── MATERIAL FOR THE TASK ──

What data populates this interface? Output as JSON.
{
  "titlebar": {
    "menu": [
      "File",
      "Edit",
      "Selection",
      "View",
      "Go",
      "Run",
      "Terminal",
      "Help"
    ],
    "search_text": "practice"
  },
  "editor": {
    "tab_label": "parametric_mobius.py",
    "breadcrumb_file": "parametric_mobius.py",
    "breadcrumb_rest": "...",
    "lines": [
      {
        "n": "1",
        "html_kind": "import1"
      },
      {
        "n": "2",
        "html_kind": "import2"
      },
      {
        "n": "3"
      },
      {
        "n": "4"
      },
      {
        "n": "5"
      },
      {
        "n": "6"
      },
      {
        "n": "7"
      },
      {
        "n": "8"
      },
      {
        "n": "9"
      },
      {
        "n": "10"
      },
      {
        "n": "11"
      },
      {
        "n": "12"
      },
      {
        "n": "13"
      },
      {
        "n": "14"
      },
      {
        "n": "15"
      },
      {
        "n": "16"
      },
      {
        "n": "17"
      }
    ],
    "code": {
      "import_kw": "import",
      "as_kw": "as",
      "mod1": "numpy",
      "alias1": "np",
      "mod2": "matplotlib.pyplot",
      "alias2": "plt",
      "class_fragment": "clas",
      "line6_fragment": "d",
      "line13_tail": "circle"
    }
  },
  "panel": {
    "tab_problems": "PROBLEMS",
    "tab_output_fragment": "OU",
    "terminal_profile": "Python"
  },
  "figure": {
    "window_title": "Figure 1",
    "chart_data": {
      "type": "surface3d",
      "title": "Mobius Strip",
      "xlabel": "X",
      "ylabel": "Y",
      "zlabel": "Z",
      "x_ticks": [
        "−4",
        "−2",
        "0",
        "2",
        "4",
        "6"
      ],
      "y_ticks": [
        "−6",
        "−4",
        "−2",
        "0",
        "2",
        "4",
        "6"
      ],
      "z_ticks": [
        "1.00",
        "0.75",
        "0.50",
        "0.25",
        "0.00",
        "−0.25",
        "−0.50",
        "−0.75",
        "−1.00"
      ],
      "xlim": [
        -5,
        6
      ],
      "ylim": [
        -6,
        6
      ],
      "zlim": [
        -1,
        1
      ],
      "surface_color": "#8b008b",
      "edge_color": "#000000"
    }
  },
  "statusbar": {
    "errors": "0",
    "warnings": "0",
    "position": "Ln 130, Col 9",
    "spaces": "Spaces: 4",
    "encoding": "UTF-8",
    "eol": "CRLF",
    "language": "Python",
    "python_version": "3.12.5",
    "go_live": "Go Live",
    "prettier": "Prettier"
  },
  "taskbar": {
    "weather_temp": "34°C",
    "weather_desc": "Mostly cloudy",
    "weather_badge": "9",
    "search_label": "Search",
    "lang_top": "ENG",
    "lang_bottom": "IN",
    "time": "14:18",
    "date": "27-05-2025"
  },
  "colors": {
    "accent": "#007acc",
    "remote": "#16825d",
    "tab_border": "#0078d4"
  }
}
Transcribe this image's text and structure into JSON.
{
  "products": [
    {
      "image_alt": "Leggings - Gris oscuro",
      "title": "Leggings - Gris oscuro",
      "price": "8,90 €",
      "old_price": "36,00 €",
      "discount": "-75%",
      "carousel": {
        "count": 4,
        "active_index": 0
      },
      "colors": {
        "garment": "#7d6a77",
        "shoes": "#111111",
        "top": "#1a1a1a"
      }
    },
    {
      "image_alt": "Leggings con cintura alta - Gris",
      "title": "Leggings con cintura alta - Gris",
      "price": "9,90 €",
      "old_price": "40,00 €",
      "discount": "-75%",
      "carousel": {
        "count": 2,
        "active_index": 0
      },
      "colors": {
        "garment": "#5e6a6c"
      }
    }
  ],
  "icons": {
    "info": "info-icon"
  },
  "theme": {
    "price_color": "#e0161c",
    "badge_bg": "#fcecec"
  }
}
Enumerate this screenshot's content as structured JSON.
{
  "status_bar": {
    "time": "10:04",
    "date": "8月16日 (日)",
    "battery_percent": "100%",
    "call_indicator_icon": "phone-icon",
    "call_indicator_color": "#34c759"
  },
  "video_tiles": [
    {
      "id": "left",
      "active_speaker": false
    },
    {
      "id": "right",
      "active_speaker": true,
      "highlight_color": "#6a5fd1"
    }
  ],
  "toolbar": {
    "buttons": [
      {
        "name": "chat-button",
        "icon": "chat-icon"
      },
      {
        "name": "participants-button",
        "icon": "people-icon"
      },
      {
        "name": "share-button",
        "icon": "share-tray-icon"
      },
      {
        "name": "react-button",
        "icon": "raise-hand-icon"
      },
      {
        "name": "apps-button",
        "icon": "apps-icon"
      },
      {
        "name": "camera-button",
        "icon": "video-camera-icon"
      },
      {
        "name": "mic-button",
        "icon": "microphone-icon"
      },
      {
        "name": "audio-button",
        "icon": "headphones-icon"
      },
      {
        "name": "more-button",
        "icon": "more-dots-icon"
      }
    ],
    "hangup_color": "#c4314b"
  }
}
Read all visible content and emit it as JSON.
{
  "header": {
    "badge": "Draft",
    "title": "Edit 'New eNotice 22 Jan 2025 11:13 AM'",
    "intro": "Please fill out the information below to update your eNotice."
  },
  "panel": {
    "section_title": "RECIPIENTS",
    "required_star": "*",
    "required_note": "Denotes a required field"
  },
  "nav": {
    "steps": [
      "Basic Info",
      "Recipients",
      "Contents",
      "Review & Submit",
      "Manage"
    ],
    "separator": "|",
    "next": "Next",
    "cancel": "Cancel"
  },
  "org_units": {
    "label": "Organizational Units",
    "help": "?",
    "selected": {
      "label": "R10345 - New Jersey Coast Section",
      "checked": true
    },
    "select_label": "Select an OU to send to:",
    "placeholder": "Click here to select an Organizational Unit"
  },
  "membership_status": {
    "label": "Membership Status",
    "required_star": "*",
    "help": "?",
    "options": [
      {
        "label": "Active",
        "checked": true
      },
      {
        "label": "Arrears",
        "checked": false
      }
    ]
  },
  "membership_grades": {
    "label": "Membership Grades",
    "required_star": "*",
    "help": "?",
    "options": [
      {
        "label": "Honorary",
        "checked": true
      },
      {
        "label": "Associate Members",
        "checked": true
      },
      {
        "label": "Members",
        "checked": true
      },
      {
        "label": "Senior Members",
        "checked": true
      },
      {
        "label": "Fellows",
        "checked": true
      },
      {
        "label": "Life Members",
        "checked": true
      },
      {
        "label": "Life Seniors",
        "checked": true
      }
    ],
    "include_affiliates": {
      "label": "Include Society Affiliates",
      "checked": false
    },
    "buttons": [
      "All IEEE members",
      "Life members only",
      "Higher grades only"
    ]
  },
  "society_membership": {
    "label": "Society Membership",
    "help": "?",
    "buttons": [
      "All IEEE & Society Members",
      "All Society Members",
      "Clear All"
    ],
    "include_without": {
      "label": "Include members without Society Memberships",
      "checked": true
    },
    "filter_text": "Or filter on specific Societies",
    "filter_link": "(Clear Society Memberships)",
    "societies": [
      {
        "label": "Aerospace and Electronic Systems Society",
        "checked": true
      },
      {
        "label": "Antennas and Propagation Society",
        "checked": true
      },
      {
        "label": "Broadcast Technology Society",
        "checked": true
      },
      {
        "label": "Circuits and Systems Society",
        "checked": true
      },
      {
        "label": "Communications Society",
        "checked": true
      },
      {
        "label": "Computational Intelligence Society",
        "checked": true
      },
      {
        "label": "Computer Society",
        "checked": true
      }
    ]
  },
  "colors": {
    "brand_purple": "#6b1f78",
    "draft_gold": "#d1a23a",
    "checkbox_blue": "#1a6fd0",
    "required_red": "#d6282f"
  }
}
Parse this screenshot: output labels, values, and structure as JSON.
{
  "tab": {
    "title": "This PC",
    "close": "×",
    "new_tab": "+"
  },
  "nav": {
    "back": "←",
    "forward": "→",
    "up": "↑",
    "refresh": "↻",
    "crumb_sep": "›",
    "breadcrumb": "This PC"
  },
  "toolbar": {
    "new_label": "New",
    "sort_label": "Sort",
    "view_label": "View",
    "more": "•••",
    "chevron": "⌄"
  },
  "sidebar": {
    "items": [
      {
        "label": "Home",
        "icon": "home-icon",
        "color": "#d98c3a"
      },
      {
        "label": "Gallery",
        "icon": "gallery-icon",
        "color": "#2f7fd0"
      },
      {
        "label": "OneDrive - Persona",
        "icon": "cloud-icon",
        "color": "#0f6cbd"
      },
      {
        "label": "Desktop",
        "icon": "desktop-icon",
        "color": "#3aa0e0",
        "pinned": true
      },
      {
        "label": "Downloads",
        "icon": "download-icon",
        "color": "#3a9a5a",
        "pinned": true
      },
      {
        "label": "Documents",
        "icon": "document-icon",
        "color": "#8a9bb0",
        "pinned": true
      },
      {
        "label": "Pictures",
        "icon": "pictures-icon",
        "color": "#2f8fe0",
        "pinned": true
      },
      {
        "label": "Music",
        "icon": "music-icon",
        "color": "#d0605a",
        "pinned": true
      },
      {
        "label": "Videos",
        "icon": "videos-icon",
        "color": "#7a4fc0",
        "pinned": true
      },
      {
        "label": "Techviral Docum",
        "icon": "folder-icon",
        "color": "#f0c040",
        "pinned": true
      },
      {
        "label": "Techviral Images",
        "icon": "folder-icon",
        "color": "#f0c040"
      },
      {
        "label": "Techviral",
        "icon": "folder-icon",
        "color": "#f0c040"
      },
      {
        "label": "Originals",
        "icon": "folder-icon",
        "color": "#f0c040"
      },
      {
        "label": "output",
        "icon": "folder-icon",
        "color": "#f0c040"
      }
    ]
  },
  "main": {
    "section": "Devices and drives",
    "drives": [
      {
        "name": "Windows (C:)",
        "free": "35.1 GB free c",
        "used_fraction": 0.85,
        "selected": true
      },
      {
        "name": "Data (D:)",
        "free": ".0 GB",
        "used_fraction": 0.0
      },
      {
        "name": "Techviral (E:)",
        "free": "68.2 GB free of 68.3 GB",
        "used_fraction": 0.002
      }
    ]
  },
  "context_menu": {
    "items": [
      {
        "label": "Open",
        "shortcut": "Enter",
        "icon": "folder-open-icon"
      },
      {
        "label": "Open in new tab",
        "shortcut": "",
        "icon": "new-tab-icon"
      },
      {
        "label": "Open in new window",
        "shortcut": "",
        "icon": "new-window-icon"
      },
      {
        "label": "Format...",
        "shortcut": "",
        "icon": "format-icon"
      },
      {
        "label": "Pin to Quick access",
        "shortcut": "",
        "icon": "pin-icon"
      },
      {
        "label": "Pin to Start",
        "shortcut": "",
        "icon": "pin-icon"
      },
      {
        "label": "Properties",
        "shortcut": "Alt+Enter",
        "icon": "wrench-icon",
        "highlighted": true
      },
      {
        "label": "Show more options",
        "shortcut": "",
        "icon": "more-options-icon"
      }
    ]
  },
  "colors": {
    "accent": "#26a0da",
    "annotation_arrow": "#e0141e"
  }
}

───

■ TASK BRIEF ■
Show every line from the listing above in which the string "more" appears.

■ SOLUTION FOR THIS EXERCISE ■
        "name": "more-button",
        "icon": "more-dots-icon"
    "more": "•••",
        "label": "Show more options",
        "icon": "more-options-icon"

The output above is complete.